This October we celebrate Black History Month and National Coming Out Day, yet despite society saluting the diversity that surrounds us, many employees report that today’s workplaces haven’t come that far since the discrimination acts were introduced in the mid-1970s. So, what can businesses do to forge ahead and finally eliminate unconscious biases and the […]
This October we celebrate Black History Month and National Coming Out Day, yet despite society saluting the diversity that surrounds us, many employees report that today’s workplaces haven’t come that far since the discrimination acts were introduced in the mid-1970s. So, what can businesses do to forge ahead and finally eliminate unconscious biases and the dangers of groupthink from corporate culture?
According to the 2018 McKinsey and Company report on the issues, businesses with a diverse workforce are 35% more likely to have a financial return above industry medians.
Companies with a good diversity and inclusion programme are more likely to attract top talent too. The Employer Branding Insights 2019 whitepaper from Wonderful Workplaces supports this view. It found that close to a total majority, 94% of its survey respondents, said they would consider an employer’s brand and culture when choosing who to work for.
Reputation doesn’t just play a role in recruitment, however, with many companies hitting the headlines unfavourably for ignoring these issues. The subsequent fall out is lost business and faltering profits.
Building a fair selection process
The UK Diversity and Inclusion Report 2018, from Hays, a leading specialist staffing business, shows that only 38% say their organisation is proactive in their efforts to source diverse candidates, while just 34% say their organisation ensures interview panels are diverse.
Creating an inclusive recruitment experience involves taking steps that starts from the beginning and advertising in places to attract the widest talent pool. According to Wonderful Workplaces, one in five candidates (20%) use job sites to find new roles. Recruiters need to start looking at the websites they use to advertise their vacancies on to ensure they can tap into a more diverse candidate base. Imagery and branding in employers’ recruitment materials should also reflect a diverse workforce.
Mixing up test-based assessments, interview selections and on-the-job skills evaluations helps to ensure that the selection process focuses upon fit for the job. Where an interview does form part of the selection process it is a good idea to have a diverse recruitment panel to ensure a balanced decision is made. Importantly, businesses must make sure their efforts promote positive action over positive discrimination which is unlawful and any reasonable adjustments in the workplace are made to accommodate physically challenged employees.
Top down approach
According to the Hays survey, just 35% trust their organisations’ leaders to deliver change on the diversity and inclusion agenda and only 36% believe that their leaders fully understand the relationship between diversity and inclusion and profitability. Having a self-awareness can help leaders move forward.
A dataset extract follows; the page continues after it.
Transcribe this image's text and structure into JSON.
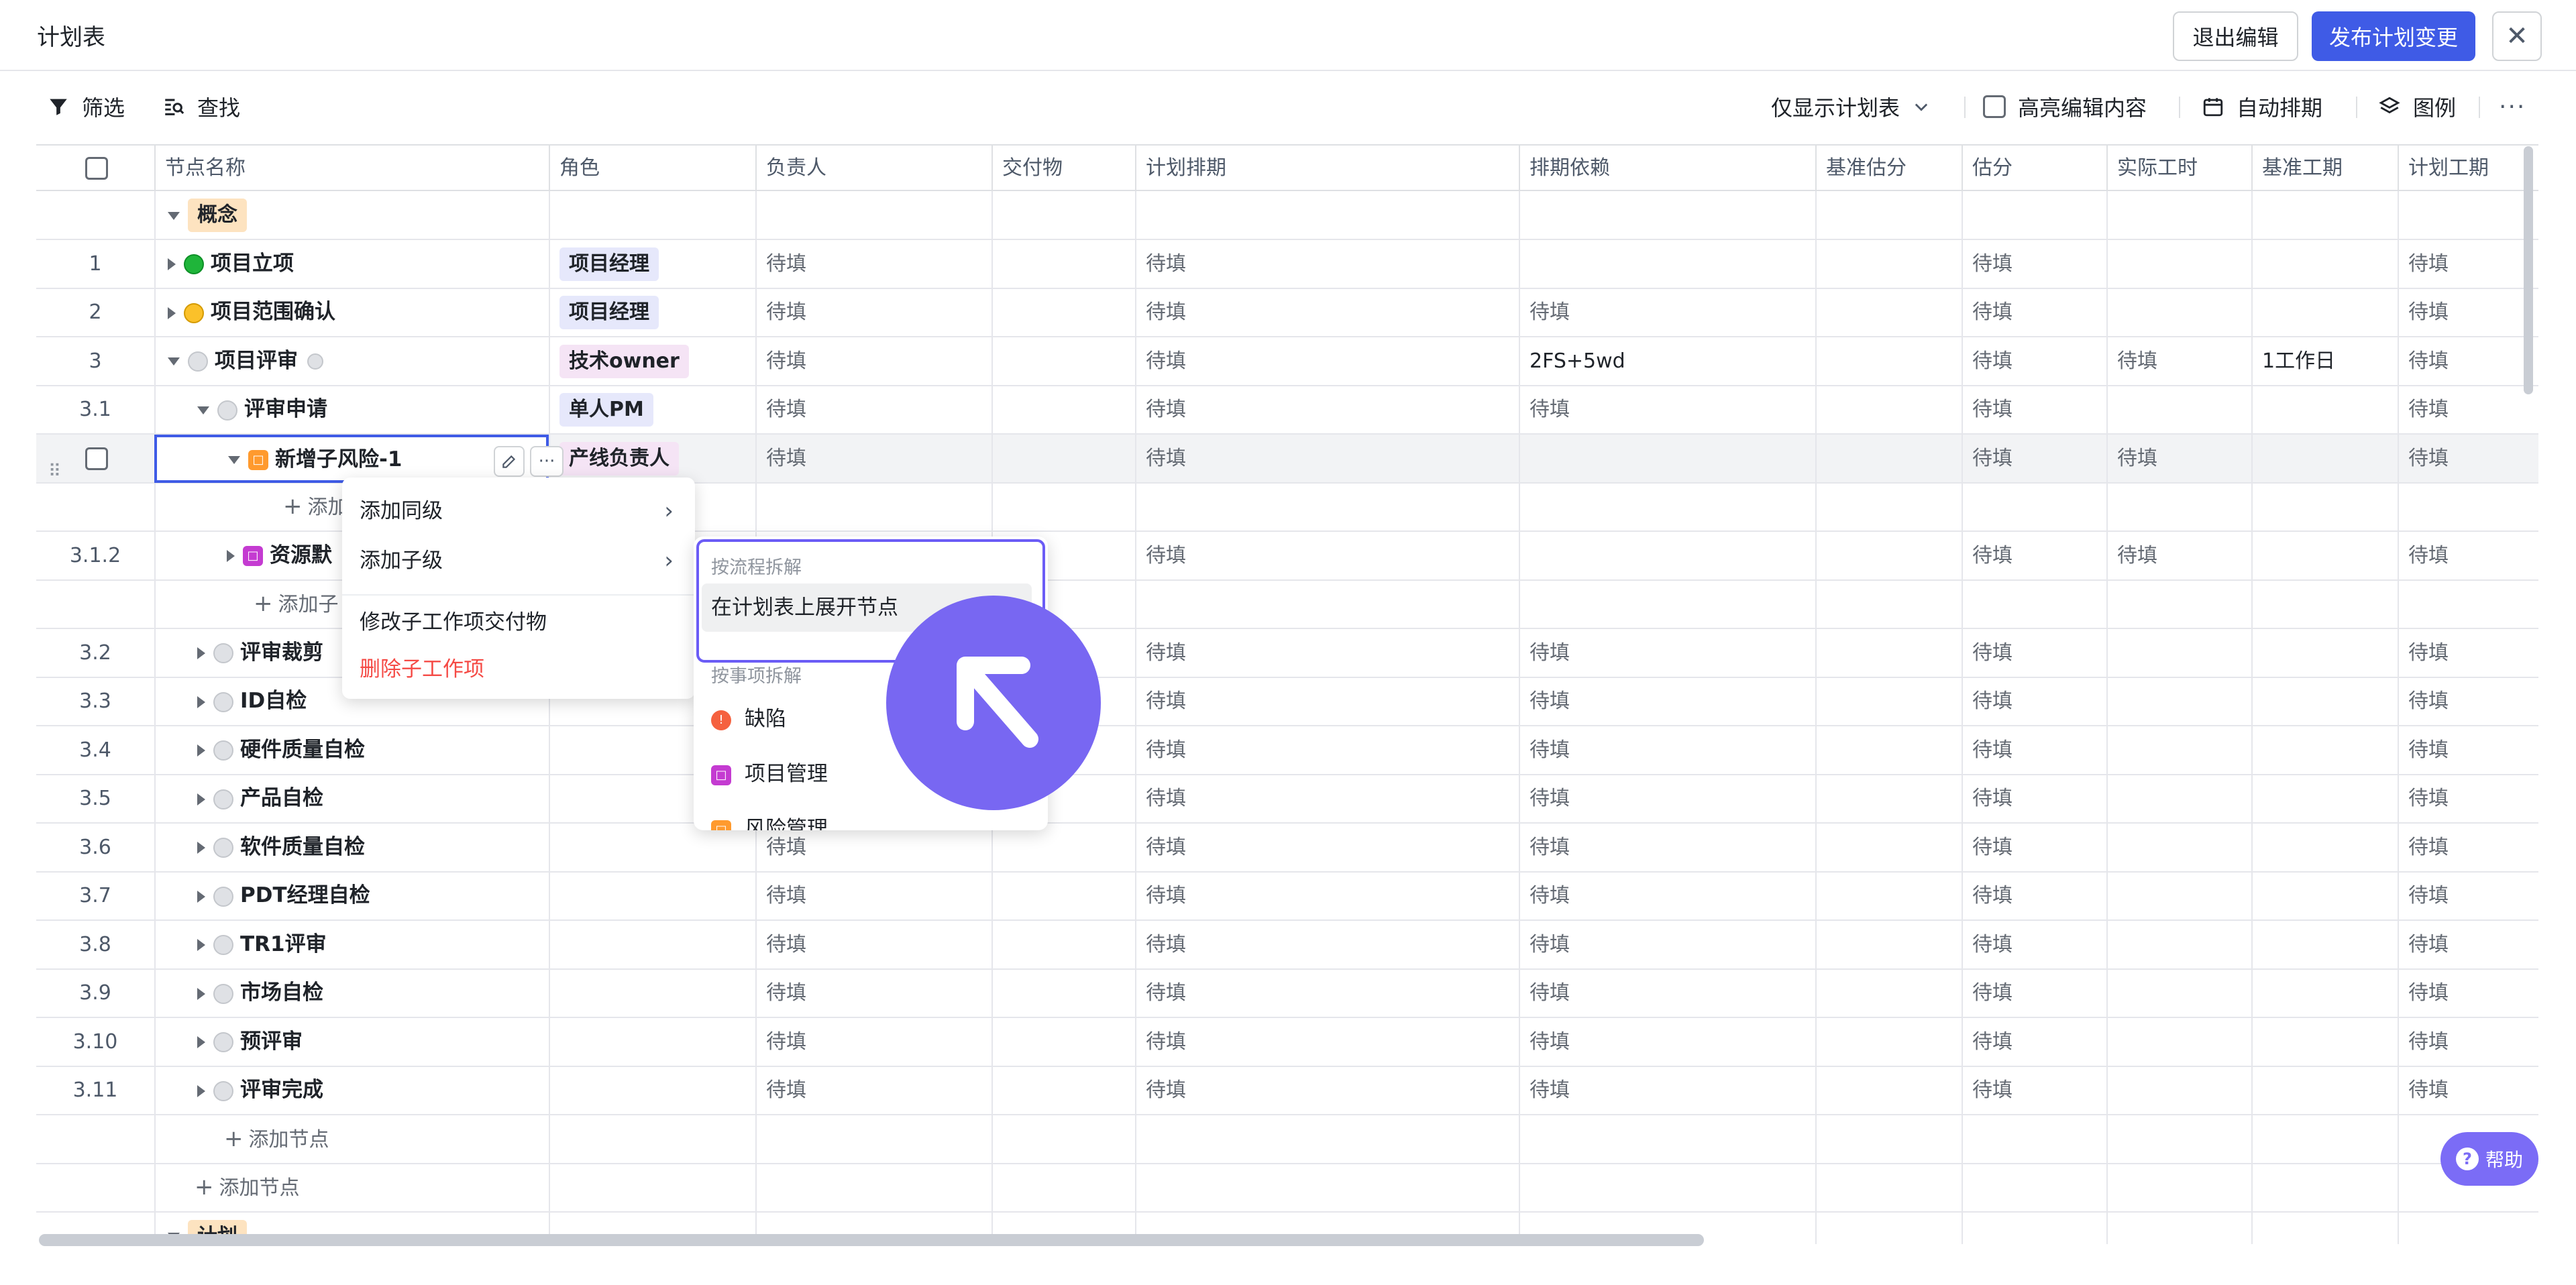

Gathering feedback through 360-degree surveys or face-to-face meetings with colleagues is a valuable way of helping leaders understand their ways of thinking.
Businesses in which leaders take these issues seriously are often quicker to adopt a positive workplace culture that supports diversity and inclusion than those where it is delegated down the hierarchy. Supporting and promoting debate and diversity of thought is one way leaders can demonstrate their commitment to the issues.
At Ogilvy UK, the business has put in place teams to challenge the status quo. The networks include: Women of Ogilvy, Ogilvy Pride, Ogilvy Roots, Parents & Carers of Ogilvy and Ogilvy ReWired. Each network has an executive sponsor on the leadership team, which the organisation reports has been vital for its success.
Equal opportunities for development
According to the Hays survey, 68% of black, asian and minority ethnic (BAME) respondents say their progression has been limited due to their ethnicity, 48% of all disabled respondents say their progression has been limited due to their disability and 43% of all respondents aged 55 or older say their progression has been limited due to their age, whilst 36% of all female respondents say their progression has been limited due to their gender.
These findings show that progress needs to be made to ensure that development opportunities for career progression are genuinely open to all candidates regardless of ethnicity, gender or sexual orientation. Creating individual development plans in collaboration with employees and providing performance metrics that are transparent and measurable are ways to achieve this.
With any diversity and inclusion programme the key is to continuously monitor and assess progress against internal and external benchmarks. Leaders that can adapt their ways of thinking and truly become more inclusive will demonstrate to the organisation the importance of the issues being addressed.
Annie Hayes is a specialist HR, skills, careers and L&D writer with 19 years experience in the sector.